Description of the task
From the entries below, return every line that includes the word "linecg".

The records
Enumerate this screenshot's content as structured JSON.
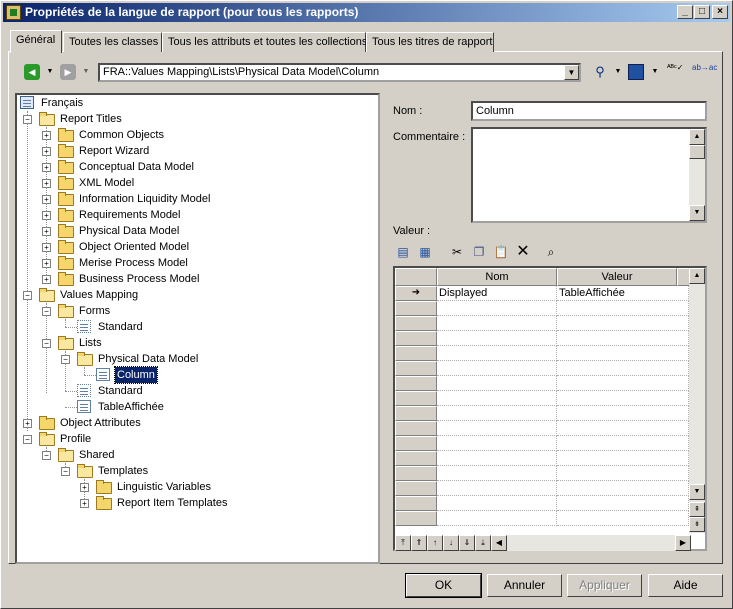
{
  "window": {
    "title": "Propriétés de la langue de rapport (pour tous les rapports)",
    "controls": {
      "minimize": "_",
      "maximize": "□",
      "close": "×"
    }
  },
  "tabs": [
    {
      "label": "Général",
      "active": true
    },
    {
      "label": "Toutes les classes",
      "active": false
    },
    {
      "label": "Tous les attributs et toutes les collections",
      "active": false
    },
    {
      "label": "Tous les titres de rapport",
      "active": false
    }
  ],
  "toolbar": {
    "path": "FRA::Values Mapping\\Lists\\Physical Data Model\\Column"
  },
  "tree": {
    "root": "Français",
    "report_titles": "Report Titles",
    "report_titles_children": [
      "Common Objects",
      "Report Wizard",
      "Conceptual Data Model",
      "XML Model",
      "Information Liquidity Model",
      "Requirements Model",
      "Physical Data Model",
      "Object Oriented Model",
      "Merise Process Model",
      "Business Process Model"
    ],
    "values_mapping": "Values Mapping",
    "forms": "Forms",
    "forms_standard": "Standard",
    "lists": "Lists",
    "pdm": "Physical Data Model",
    "column": "Column",
    "lists_standard": "Standard",
    "table_affichee": "TableAffichée",
    "object_attributes": "Object Attributes",
    "profile": "Profile",
    "shared": "Shared",
    "templates": "Templates",
    "linguistic_variables": "Linguistic Variables",
    "report_item_templates": "Report Item Templates"
  },
  "form": {
    "nom_label": "Nom :",
    "nom_value": "Column",
    "commentaire_label": "Commentaire :",
    "commentaire_value": "",
    "valeur_label": "Valeur :"
  },
  "grid": {
    "columns": [
      "Nom",
      "Valeur"
    ],
    "rows": [
      {
        "nom": "Displayed",
        "valeur": "TableAffichée"
      }
    ]
  },
  "buttons": {
    "ok": "OK",
    "annuler": "Annuler",
    "appliquer": "Appliquer",
    "aide": "Aide"
  }
}
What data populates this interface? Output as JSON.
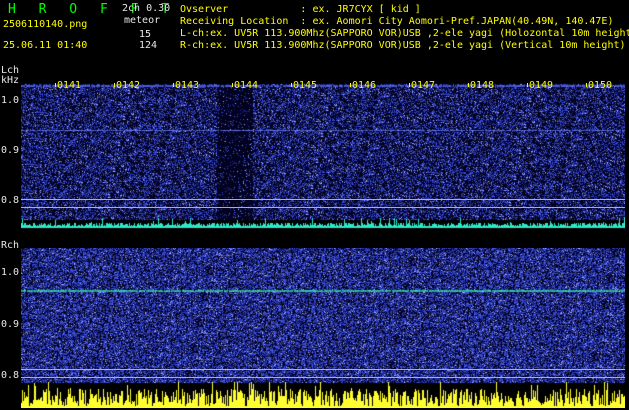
{
  "header": {
    "app_title": "H R O F F T",
    "version": "2ch 0.30",
    "filename": "2506110140.png",
    "datetime": "25.06.11 01:40",
    "meteor_label": "meteor",
    "meteor_count_l": "15",
    "meteor_count_r": "124",
    "info_lines": [
      "Ovserver            : ex. JR7CYX [ kid ]",
      "Receiving Location  : ex. Aomori City Aomori-Pref.JAPAN(40.49N, 140.47E)",
      "L-ch:ex. UV5R 113.900Mhz(SAPPORO VOR)USB ,2-ele yagi (Holozontal 10m height",
      "R-ch:ex. UV5R 113.900Mhz(SAPPORO VOR)USB ,2-ele yagi (Vertical 10m height)"
    ]
  },
  "left_channel": {
    "label": "Lch",
    "unit": "kHz",
    "y_ticks": [
      "1.0",
      "0.9",
      "0.8"
    ],
    "time_ticks": [
      "0141",
      "0142",
      "0143",
      "0144",
      "0145",
      "0146",
      "0147",
      "0148",
      "0149",
      "0150"
    ]
  },
  "right_channel": {
    "label": "Rch",
    "y_ticks": [
      "1.0",
      "0.9",
      "0.8"
    ]
  },
  "colors": {
    "background": "#000000",
    "header_yellow": "#ffff00",
    "header_green": "#00ff00",
    "spectrum_noise": "#1a2a9a",
    "bar_cyan": "#2fe8c8",
    "bar_yellow": "#ffff30"
  }
}
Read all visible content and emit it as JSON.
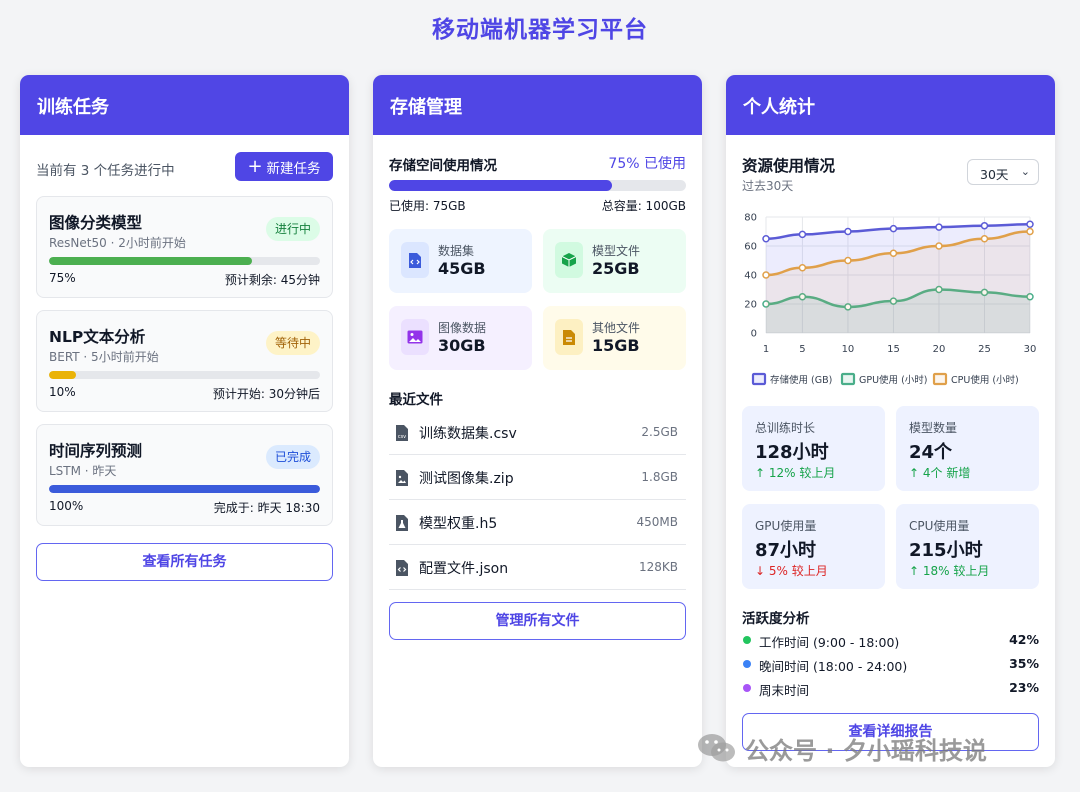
{
  "page": {
    "title": "移动端机器学习平台"
  },
  "training": {
    "header": "训练任务",
    "summary": "当前有 3 个任务进行中",
    "new_task_label": "新建任务",
    "tasks": [
      {
        "name": "图像分类模型",
        "meta": "ResNet50 · 2小时前开始",
        "status": "进行中",
        "progress": 0.75,
        "progress_label": "75%",
        "eta": "预计剩余: 45分钟",
        "bar_color": "#4caf50"
      },
      {
        "name": "NLP文本分析",
        "meta": "BERT · 5小时前开始",
        "status": "等待中",
        "progress": 0.1,
        "progress_label": "10%",
        "eta": "预计开始: 30分钟后",
        "bar_color": "#eab308"
      },
      {
        "name": "时间序列预测",
        "meta": "LSTM · 昨天",
        "status": "已完成",
        "progress": 1.0,
        "progress_label": "100%",
        "eta": "完成于: 昨天 18:30",
        "bar_color": "#3b5bdb"
      }
    ],
    "view_all_label": "查看所有任务"
  },
  "storage": {
    "header": "存储管理",
    "usage_title": "存储空间使用情况",
    "usage_pct_label": "75% 已使用",
    "usage_fraction": 0.75,
    "used_label": "已使用: 75GB",
    "total_label": "总容量: 100GB",
    "types": [
      {
        "label": "数据集",
        "value": "45GB",
        "icon": "dataset-file-icon",
        "bg": "#eef4ff",
        "icon_bg": "#dbe6ff",
        "icon_color": "#3b5bdb"
      },
      {
        "label": "模型文件",
        "value": "25GB",
        "icon": "model-cube-icon",
        "bg": "#ecfdf3",
        "icon_bg": "#d1fae0",
        "icon_color": "#16a34a"
      },
      {
        "label": "图像数据",
        "value": "30GB",
        "icon": "image-icon",
        "bg": "#f5f0ff",
        "icon_bg": "#ebe0ff",
        "icon_color": "#9333ea"
      },
      {
        "label": "其他文件",
        "value": "15GB",
        "icon": "document-icon",
        "bg": "#fffbea",
        "icon_bg": "#fdf0c2",
        "icon_color": "#ca8a04"
      }
    ],
    "recent_title": "最近文件",
    "files": [
      {
        "name": "训练数据集.csv",
        "size": "2.5GB",
        "icon": "csv-file-icon"
      },
      {
        "name": "测试图像集.zip",
        "size": "1.8GB",
        "icon": "image-file-icon"
      },
      {
        "name": "模型权重.h5",
        "size": "450MB",
        "icon": "flask-file-icon"
      },
      {
        "name": "配置文件.json",
        "size": "128KB",
        "icon": "code-file-icon"
      }
    ],
    "manage_label": "管理所有文件"
  },
  "stats": {
    "header": "个人统计",
    "resource_title": "资源使用情况",
    "resource_sub": "过去30天",
    "range_value": "30天",
    "cards": [
      {
        "label": "总训练时长",
        "value": "128小时",
        "trend": "↑ 12% 较上月",
        "direction": "up"
      },
      {
        "label": "模型数量",
        "value": "24个",
        "trend": "↑ 4个 新增",
        "direction": "up"
      },
      {
        "label": "GPU使用量",
        "value": "87小时",
        "trend": "↓ 5% 较上月",
        "direction": "down"
      },
      {
        "label": "CPU使用量",
        "value": "215小时",
        "trend": "↑ 18% 较上月",
        "direction": "up"
      }
    ],
    "activity_title": "活跃度分析",
    "activity": [
      {
        "label": "工作时间 (9:00 - 18:00)",
        "pct": "42%",
        "color": "#22c55e"
      },
      {
        "label": "晚间时间 (18:00 - 24:00)",
        "pct": "35%",
        "color": "#3b82f6"
      },
      {
        "label": "周末时间",
        "pct": "23%",
        "color": "#a855f7"
      }
    ],
    "report_label": "查看详细报告"
  },
  "chart_data": {
    "type": "line",
    "x": [
      1,
      5,
      10,
      15,
      20,
      25,
      30
    ],
    "ylim": [
      0,
      80
    ],
    "yticks": [
      0,
      20,
      40,
      60,
      80
    ],
    "xticks": [
      "1",
      "5",
      "10",
      "15",
      "20",
      "25",
      "30"
    ],
    "grid": true,
    "legend_position": "bottom",
    "series": [
      {
        "name": "存储使用 (GB)",
        "values": [
          65,
          68,
          70,
          72,
          73,
          74,
          75
        ],
        "color": "#5b5bd6",
        "fill": "rgba(99,102,241,0.12)"
      },
      {
        "name": "GPU使用 (小时)",
        "values": [
          20,
          25,
          18,
          22,
          30,
          28,
          25
        ],
        "color": "#4aae8a",
        "fill": "rgba(74,174,138,0.12)"
      },
      {
        "name": "CPU使用 (小时)",
        "values": [
          40,
          45,
          50,
          55,
          60,
          65,
          70
        ],
        "color": "#e0a04a",
        "fill": "rgba(224,160,74,0.10)"
      }
    ]
  },
  "watermark": {
    "text": "公众号 · 夕小瑶科技说",
    "icon": "wechat-icon"
  }
}
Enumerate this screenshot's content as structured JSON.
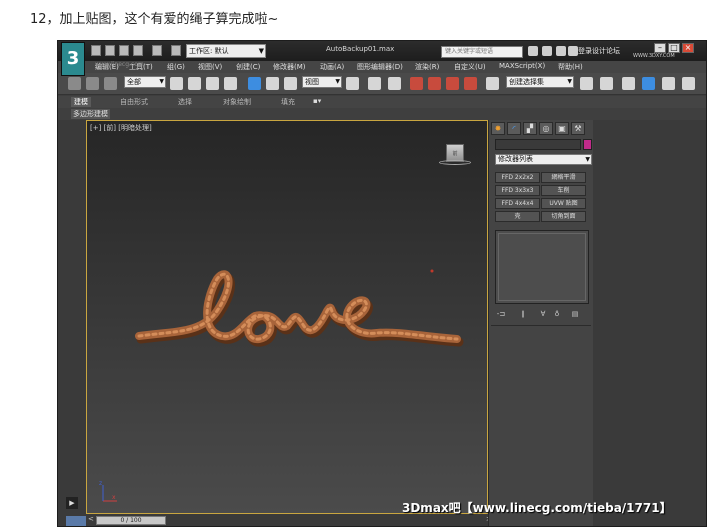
{
  "caption": "12，加上贴图，这个有爱的绳子算完成啦~",
  "titlebar": {
    "logo": "3",
    "workspace_label": "工作区: 默认",
    "file_title": "AutoBackup01.max",
    "search_placeholder": "键入关键字或短语",
    "help_label": "登录设计论坛",
    "watermark": "WWW.3DXY.COM"
  },
  "menu": {
    "items": [
      "编辑(E)",
      "工具(T)",
      "组(G)",
      "视图(V)",
      "创建(C)",
      "修改器(M)",
      "动画(A)",
      "图形编辑器(D)",
      "渲染(R)",
      "自定义(U)",
      "MAXScript(X)",
      "帮助(H)"
    ]
  },
  "watermark_url": "www.linecg.com",
  "toolbar": {
    "select_filter": "全部",
    "ref_coord": "视图",
    "named_selection": "创建选择集"
  },
  "ribbon": {
    "tabs": [
      "建模",
      "自由形式",
      "选择",
      "对象绘制",
      "填充"
    ],
    "sub_label": "多边形建模"
  },
  "viewport": {
    "label": "[+] [前] [明暗处理]",
    "cube_label": "前",
    "axis_x": "x",
    "axis_z": "z"
  },
  "command_panel": {
    "modifier_list": "修改器列表",
    "buttons": [
      "FFD 2x2x2",
      "網格平滑",
      "FFD 3x3x3",
      "车削",
      "FFD 4x4x4",
      "UVW 贴图",
      "壳",
      "切角到面"
    ]
  },
  "timeline": {
    "value": "0 / 100",
    "left": "<",
    "right": ">"
  },
  "bottom_watermark": "3Dmax吧【www.linecg.com/tieba/1771】",
  "colors": {
    "rope": "#a8643a",
    "viewport_border": "#c9a640",
    "swatch": "#c12b8a"
  }
}
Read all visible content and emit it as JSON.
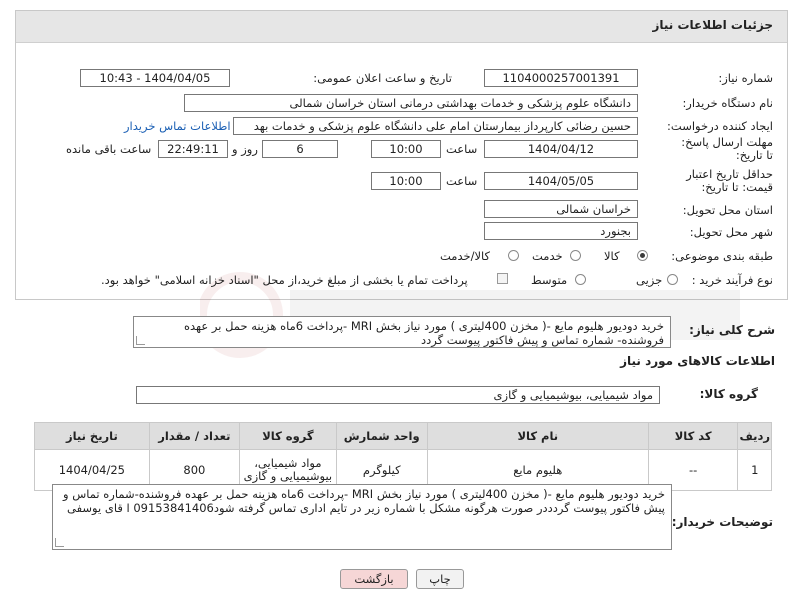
{
  "header": {
    "title": "جزئیات اطلاعات نیاز"
  },
  "fields": {
    "need_number_label": "شماره نیاز:",
    "need_number": "1104000257001391",
    "announce_label": "تاریخ و ساعت اعلان عمومی:",
    "announce_value": "1404/04/05 - 10:43",
    "buyer_org_label": "نام دستگاه خریدار:",
    "buyer_org": "دانشگاه علوم پزشکی و خدمات بهداشتی درمانی استان خراسان شمالی",
    "requester_label": "ایجاد کننده درخواست:",
    "requester": "حسین رضائی کارپرداز بیمارستان امام علی دانشگاه علوم پزشکی و خدمات بهد",
    "buyer_contact_link": "اطلاعات تماس خریدار",
    "deadline_label": "مهلت ارسال پاسخ: تا تاریخ:",
    "deadline_date": "1404/04/12",
    "time_label": "ساعت",
    "deadline_time": "10:00",
    "days_value": "6",
    "days_label": "روز و",
    "remaining_time": "22:49:11",
    "remaining_label": "ساعت باقی مانده",
    "price_validity_label": "حداقل تاریخ اعتبار قیمت: تا تاریخ:",
    "price_validity_date": "1404/05/05",
    "price_validity_time": "10:00",
    "province_label": "استان محل تحویل:",
    "province": "خراسان شمالی",
    "city_label": "شهر محل تحویل:",
    "city": "بجنورد",
    "category_label": "طبقه بندی موضوعی:",
    "category_options": [
      "کالا",
      "خدمت",
      "کالا/خدمت"
    ],
    "process_label": "نوع فرآیند خرید :",
    "process_options": [
      "جزیی",
      "متوسط"
    ],
    "payment_note": "پرداخت تمام یا بخشی از مبلغ خرید،از محل \"اسناد خزانه اسلامی\" خواهد بود."
  },
  "description": {
    "label": "شرح کلی نیاز:",
    "text": "خرید دودیور  هلیوم  مایع -( مخزن 400لیتری )  مورد نیاز بخش MRI -پرداخت 6ماه هزینه حمل بر عهده فروشنده-  شماره تماس و پیش فاکتور پیوست گردد"
  },
  "goods": {
    "section_title": "اطلاعات کالاهای مورد نیاز",
    "group_label": "گروه کالا:",
    "group_value": "مواد شیمیایی، بیوشیمیایی و  گازی",
    "columns": [
      "ردیف",
      "کد کالا",
      "نام کالا",
      "واحد شمارش",
      "گروه کالا",
      "تعداد / مقدار",
      "تاریخ نیاز"
    ],
    "rows": [
      {
        "row": "1",
        "code": "--",
        "name": "هلیوم مایع",
        "unit": "کیلوگرم",
        "group_line1": "مواد شیمیایی،",
        "group_line2": "بیوشیمیایی و گازی",
        "qty": "800",
        "date": "1404/04/25"
      }
    ]
  },
  "buyer_notes": {
    "label": "توضیحات خریدار:",
    "text": "خرید دودیور  هلیوم  مایع -( مخزن 400لیتری )  مورد نیاز بخش MRI -پرداخت 6ماه هزینه حمل بر عهده فروشنده-شماره تماس و پیش فاکتور پیوست گردددر صورت هرگونه مشکل با شماره زیر در تایم اداری تماس گرفته شود09153841406 ا قای یوسفی"
  },
  "buttons": {
    "print": "چاپ",
    "back": "بازگشت"
  },
  "colors": {
    "back_button_bg": "#f6d6d6",
    "print_button_bg": "#f2f2f2",
    "header_bg": "#e6e6e6",
    "link": "#1a5fb4"
  }
}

Answer
  "watermark_url": "www.linecg.com",
  "bottom_watermark": "3Dmax吧【www.linecg.com/tieba/1771】",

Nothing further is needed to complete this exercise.